## Task objective
With the images removed, repeat the data below exactly.

(Source records)
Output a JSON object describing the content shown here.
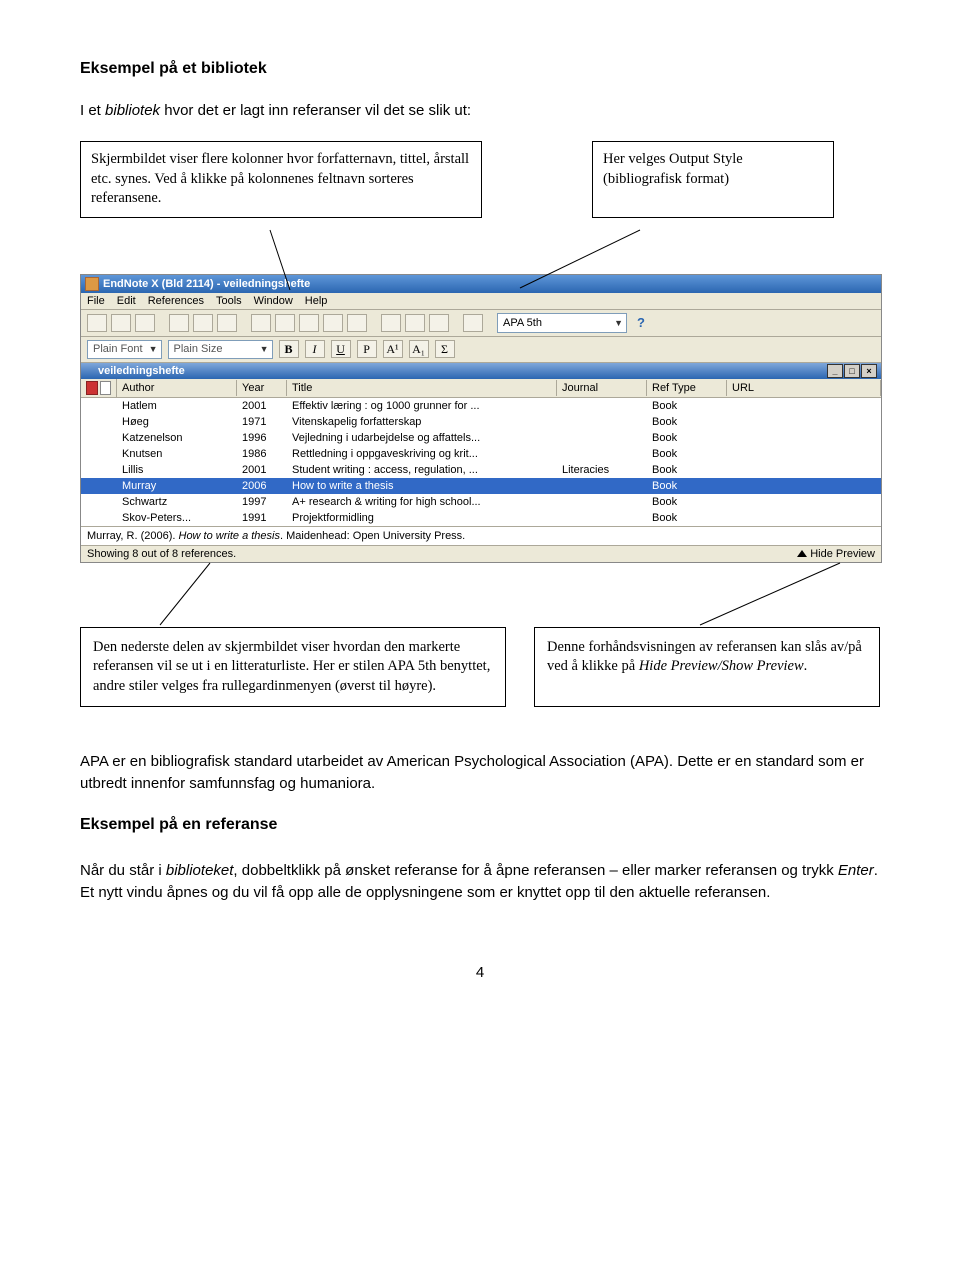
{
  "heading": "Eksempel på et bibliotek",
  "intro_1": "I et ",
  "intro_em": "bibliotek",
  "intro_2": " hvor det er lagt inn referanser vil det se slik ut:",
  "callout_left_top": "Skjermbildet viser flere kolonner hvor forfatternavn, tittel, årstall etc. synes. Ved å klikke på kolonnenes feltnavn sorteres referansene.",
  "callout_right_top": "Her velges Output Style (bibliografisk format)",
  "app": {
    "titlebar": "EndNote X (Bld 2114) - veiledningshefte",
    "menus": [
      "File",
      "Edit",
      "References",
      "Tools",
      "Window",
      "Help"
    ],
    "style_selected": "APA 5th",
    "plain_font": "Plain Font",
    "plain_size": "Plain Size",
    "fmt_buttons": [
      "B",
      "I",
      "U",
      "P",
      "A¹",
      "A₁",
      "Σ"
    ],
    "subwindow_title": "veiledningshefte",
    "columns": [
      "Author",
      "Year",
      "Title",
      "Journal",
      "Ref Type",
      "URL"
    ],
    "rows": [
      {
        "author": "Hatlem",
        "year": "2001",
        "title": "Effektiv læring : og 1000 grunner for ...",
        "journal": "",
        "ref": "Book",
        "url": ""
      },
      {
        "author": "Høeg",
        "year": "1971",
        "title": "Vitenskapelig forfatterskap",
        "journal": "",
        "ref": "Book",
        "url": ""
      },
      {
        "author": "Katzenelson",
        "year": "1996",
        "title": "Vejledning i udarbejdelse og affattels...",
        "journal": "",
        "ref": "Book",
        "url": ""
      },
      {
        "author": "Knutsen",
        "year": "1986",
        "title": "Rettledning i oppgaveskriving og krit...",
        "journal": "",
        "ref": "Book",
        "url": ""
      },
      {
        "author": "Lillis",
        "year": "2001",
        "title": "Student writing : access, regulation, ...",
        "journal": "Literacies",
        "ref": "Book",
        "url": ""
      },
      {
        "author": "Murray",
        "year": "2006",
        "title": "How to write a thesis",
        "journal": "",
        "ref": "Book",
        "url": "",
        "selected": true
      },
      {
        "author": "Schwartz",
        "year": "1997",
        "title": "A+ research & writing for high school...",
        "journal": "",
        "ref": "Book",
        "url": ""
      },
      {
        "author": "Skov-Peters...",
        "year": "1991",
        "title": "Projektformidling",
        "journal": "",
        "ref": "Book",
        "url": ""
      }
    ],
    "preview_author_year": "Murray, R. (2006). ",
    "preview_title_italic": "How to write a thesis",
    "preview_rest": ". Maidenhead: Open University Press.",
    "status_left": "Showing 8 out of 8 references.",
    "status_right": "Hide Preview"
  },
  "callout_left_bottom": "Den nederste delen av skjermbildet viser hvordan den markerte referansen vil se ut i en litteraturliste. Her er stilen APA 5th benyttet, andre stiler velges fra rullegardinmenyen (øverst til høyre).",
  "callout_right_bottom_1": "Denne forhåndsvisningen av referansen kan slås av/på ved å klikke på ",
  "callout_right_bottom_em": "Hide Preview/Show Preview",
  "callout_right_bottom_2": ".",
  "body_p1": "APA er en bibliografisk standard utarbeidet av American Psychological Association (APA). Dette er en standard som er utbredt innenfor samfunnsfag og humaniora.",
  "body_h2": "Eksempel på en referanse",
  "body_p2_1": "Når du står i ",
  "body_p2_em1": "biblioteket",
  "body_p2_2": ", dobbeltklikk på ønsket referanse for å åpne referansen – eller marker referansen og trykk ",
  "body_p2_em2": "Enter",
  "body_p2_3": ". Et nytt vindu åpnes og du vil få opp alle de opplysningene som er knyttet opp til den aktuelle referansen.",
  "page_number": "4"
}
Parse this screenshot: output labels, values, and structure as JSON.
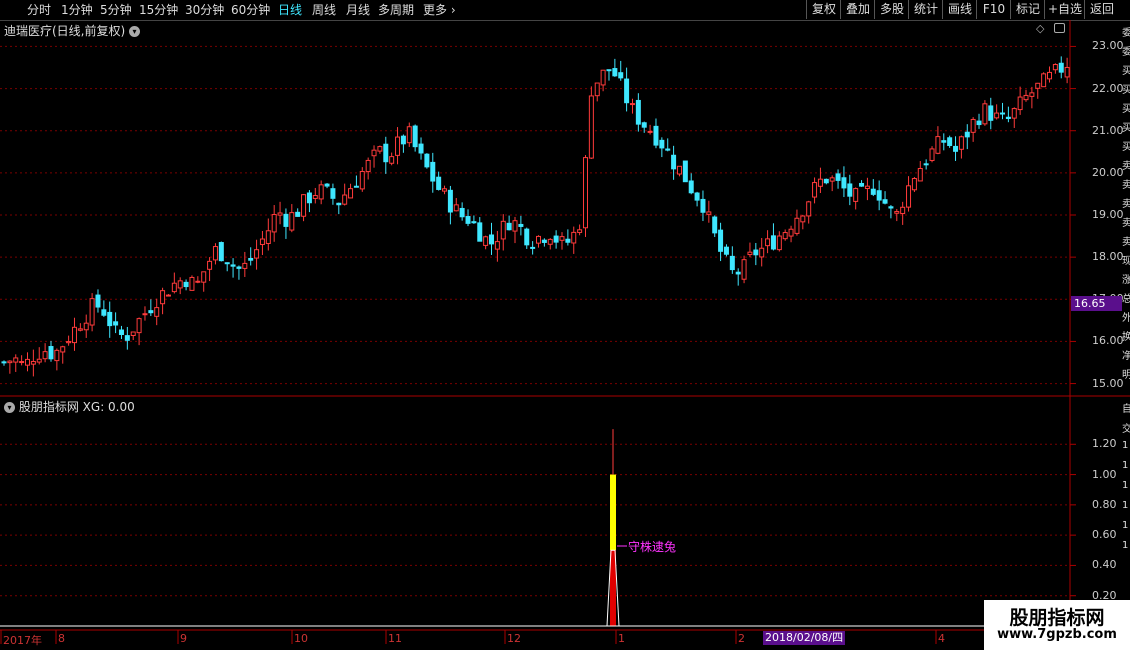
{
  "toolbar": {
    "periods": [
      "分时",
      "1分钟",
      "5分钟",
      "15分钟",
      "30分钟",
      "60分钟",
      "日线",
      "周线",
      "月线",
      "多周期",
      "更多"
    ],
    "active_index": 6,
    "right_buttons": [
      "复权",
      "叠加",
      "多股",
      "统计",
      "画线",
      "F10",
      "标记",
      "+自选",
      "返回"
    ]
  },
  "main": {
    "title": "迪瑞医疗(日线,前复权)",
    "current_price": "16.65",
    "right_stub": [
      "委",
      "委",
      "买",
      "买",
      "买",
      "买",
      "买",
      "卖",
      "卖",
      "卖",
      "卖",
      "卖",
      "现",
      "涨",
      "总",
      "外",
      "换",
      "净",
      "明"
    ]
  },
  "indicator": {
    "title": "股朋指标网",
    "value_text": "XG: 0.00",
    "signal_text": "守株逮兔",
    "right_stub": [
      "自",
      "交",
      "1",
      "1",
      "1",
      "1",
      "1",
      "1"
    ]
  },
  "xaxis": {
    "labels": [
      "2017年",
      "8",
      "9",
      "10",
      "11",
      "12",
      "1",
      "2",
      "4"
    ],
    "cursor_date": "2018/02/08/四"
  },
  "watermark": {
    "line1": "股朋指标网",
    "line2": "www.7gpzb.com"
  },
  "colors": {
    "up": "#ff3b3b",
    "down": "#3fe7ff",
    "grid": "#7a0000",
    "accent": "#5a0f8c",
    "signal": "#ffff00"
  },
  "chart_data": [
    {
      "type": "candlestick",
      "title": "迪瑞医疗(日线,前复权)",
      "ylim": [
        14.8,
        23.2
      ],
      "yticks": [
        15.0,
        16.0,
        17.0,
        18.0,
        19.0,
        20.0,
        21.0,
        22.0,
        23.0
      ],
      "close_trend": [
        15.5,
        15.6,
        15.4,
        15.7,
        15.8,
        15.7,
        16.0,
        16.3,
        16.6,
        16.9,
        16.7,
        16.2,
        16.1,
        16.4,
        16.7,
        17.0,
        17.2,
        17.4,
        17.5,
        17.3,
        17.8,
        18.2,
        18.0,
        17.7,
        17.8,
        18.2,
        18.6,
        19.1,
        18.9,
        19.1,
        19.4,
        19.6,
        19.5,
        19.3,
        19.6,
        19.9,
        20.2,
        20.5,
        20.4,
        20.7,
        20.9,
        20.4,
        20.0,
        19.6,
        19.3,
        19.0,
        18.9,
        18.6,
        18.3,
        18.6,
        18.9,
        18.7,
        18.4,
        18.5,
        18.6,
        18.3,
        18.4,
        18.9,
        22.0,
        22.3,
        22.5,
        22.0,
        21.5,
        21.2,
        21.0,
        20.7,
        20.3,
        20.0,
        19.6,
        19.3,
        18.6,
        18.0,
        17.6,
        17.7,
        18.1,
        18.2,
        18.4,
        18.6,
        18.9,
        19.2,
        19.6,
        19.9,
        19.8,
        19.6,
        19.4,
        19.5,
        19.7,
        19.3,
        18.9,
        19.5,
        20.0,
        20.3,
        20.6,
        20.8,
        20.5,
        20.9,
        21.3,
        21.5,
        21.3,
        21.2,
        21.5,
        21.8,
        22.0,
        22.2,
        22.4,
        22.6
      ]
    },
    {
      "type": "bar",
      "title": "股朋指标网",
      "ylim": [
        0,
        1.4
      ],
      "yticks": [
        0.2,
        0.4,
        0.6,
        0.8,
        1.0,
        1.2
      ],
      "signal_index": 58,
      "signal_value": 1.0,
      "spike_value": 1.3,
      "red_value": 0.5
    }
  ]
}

## Result of the task
Output a JSON object describing the content shown here.
{
  "heading": "Eksempel på et bibliotek",
  "intro_1": "I et ",
  "intro_em": "bibliotek",
  "intro_2": " hvor det er lagt inn referanser vil det se slik ut:",
  "callout_left_top": "Skjermbildet viser flere kolonner hvor forfatternavn, tittel, årstall etc. synes. Ved å klikke på kolonnenes feltnavn sorteres referansene.",
  "callout_right_top": "Her velges Output Style (bibliografisk format)",
  "app": {
    "titlebar": "EndNote X (Bld 2114) - veiledningshefte",
    "menus": [
      "File",
      "Edit",
      "References",
      "Tools",
      "Window",
      "Help"
    ],
    "style_selected": "APA 5th",
    "plain_font": "Plain Font",
    "plain_size": "Plain Size",
    "fmt_buttons": [
      "B",
      "I",
      "U",
      "P",
      "A¹",
      "A₁",
      "Σ"
    ],
    "subwindow_title": "veiledningshefte",
    "columns": [
      "Author",
      "Year",
      "Title",
      "Journal",
      "Ref Type",
      "URL"
    ],
    "rows": [
      {
        "author": "Hatlem",
        "year": "2001",
        "title": "Effektiv læring : og 1000 grunner for ...",
        "journal": "",
        "ref": "Book",
        "url": ""
      },
      {
        "author": "Høeg",
        "year": "1971",
        "title": "Vitenskapelig forfatterskap",
        "journal": "",
        "ref": "Book",
        "url": ""
      },
      {
        "author": "Katzenelson",
        "year": "1996",
        "title": "Vejledning i udarbejdelse og affattels...",
        "journal": "",
        "ref": "Book",
        "url": ""
      },
      {
        "author": "Knutsen",
        "year": "1986",
        "title": "Rettledning i oppgaveskriving og krit...",
        "journal": "",
        "ref": "Book",
        "url": ""
      },
      {
        "author": "Lillis",
        "year": "2001",
        "title": "Student writing : access, regulation, ...",
        "journal": "Literacies",
        "ref": "Book",
        "url": ""
      },
      {
        "author": "Murray",
        "year": "2006",
        "title": "How to write a thesis",
        "journal": "",
        "ref": "Book",
        "url": "",
        "selected": true
      },
      {
        "author": "Schwartz",
        "year": "1997",
        "title": "A+ research & writing for high school...",
        "journal": "",
        "ref": "Book",
        "url": ""
      },
      {
        "author": "Skov-Peters...",
        "year": "1991",
        "title": "Projektformidling",
        "journal": "",
        "ref": "Book",
        "url": ""
      }
    ],
    "preview_author_year": "Murray, R. (2006). ",
    "preview_title_italic": "How to write a thesis",
    "preview_rest": ". Maidenhead: Open University Press.",
    "status_left": "Showing 8 out of 8 references.",
    "status_right": "Hide Preview"
  },
  "callout_left_bottom": "Den nederste delen av skjermbildet viser hvordan den markerte referansen vil se ut i en litteraturliste. Her er stilen APA 5th benyttet, andre stiler velges fra rullegardinmenyen (øverst til høyre).",
  "callout_right_bottom_1": "Denne forhåndsvisningen av referansen kan slås av/på ved å klikke på ",
  "callout_right_bottom_em": "Hide Preview/Show Preview",
  "callout_right_bottom_2": ".",
  "body_p1": "APA er en bibliografisk standard utarbeidet av American Psychological Association (APA). Dette er en standard som er utbredt innenfor samfunnsfag og humaniora.",
  "body_h2": "Eksempel på en referanse",
  "body_p2_1": "Når du står i ",
  "body_p2_em1": "biblioteket",
  "body_p2_2": ", dobbeltklikk på ønsket referanse for å åpne referansen – eller marker referansen og trykk ",
  "body_p2_em2": "Enter",
  "body_p2_3": ". Et nytt vindu åpnes og du vil få opp alle de opplysningene som er knyttet opp til den aktuelle referansen.",
  "page_number": "4"
}
Parse this screenshot: output labels, values, and structure as JSON.
{
  "toolbar": {
    "periods": [
      "分时",
      "1分钟",
      "5分钟",
      "15分钟",
      "30分钟",
      "60分钟",
      "日线",
      "周线",
      "月线",
      "多周期",
      "更多"
    ],
    "active_index": 6,
    "right_buttons": [
      "复权",
      "叠加",
      "多股",
      "统计",
      "画线",
      "F10",
      "标记",
      "+自选",
      "返回"
    ]
  },
  "main": {
    "title": "迪瑞医疗(日线,前复权)",
    "current_price": "16.65",
    "right_stub": [
      "委",
      "委",
      "买",
      "买",
      "买",
      "买",
      "买",
      "卖",
      "卖",
      "卖",
      "卖",
      "卖",
      "现",
      "涨",
      "总",
      "外",
      "换",
      "净",
      "明"
    ]
  },
  "indicator": {
    "title": "股朋指标网",
    "value_text": "XG: 0.00",
    "signal_text": "守株逮兔",
    "right_stub": [
      "自",
      "交",
      "1",
      "1",
      "1",
      "1",
      "1",
      "1"
    ]
  },
  "xaxis": {
    "labels": [
      "2017年",
      "8",
      "9",
      "10",
      "11",
      "12",
      "1",
      "2",
      "4"
    ],
    "cursor_date": "2018/02/08/四"
  },
  "watermark": {
    "line1": "股朋指标网",
    "line2": "www.7gpzb.com"
  },
  "colors": {
    "up": "#ff3b3b",
    "down": "#3fe7ff",
    "grid": "#7a0000",
    "accent": "#5a0f8c",
    "signal": "#ffff00"
  },
  "chart_data": [
    {
      "type": "candlestick",
      "title": "迪瑞医疗(日线,前复权)",
      "ylim": [
        14.8,
        23.2
      ],
      "yticks": [
        15.0,
        16.0,
        17.0,
        18.0,
        19.0,
        20.0,
        21.0,
        22.0,
        23.0
      ],
      "close_trend": [
        15.5,
        15.6,
        15.4,
        15.7,
        15.8,
        15.7,
        16.0,
        16.3,
        16.6,
        16.9,
        16.7,
        16.2,
        16.1,
        16.4,
        16.7,
        17.0,
        17.2,
        17.4,
        17.5,
        17.3,
        17.8,
        18.2,
        18.0,
        17.7,
        17.8,
        18.2,
        18.6,
        19.1,
        18.9,
        19.1,
        19.4,
        19.6,
        19.5,
        19.3,
        19.6,
        19.9,
        20.2,
        20.5,
        20.4,
        20.7,
        20.9,
        20.4,
        20.0,
        19.6,
        19.3,
        19.0,
        18.9,
        18.6,
        18.3,
        18.6,
        18.9,
        18.7,
        18.4,
        18.5,
        18.6,
        18.3,
        18.4,
        18.9,
        22.0,
        22.3,
        22.5,
        22.0,
        21.5,
        21.2,
        21.0,
        20.7,
        20.3,
        20.0,
        19.6,
        19.3,
        18.6,
        18.0,
        17.6,
        17.7,
        18.1,
        18.2,
        18.4,
        18.6,
        18.9,
        19.2,
        19.6,
        19.9,
        19.8,
        19.6,
        19.4,
        19.5,
        19.7,
        19.3,
        18.9,
        19.5,
        20.0,
        20.3,
        20.6,
        20.8,
        20.5,
        20.9,
        21.3,
        21.5,
        21.3,
        21.2,
        21.5,
        21.8,
        22.0,
        22.2,
        22.4,
        22.6
      ]
    },
    {
      "type": "bar",
      "title": "股朋指标网",
      "ylim": [
        0,
        1.4
      ],
      "yticks": [
        0.2,
        0.4,
        0.6,
        0.8,
        1.0,
        1.2
      ],
      "signal_index": 58,
      "signal_value": 1.0,
      "spike_value": 1.3,
      "red_value": 0.5
    }
  ]
}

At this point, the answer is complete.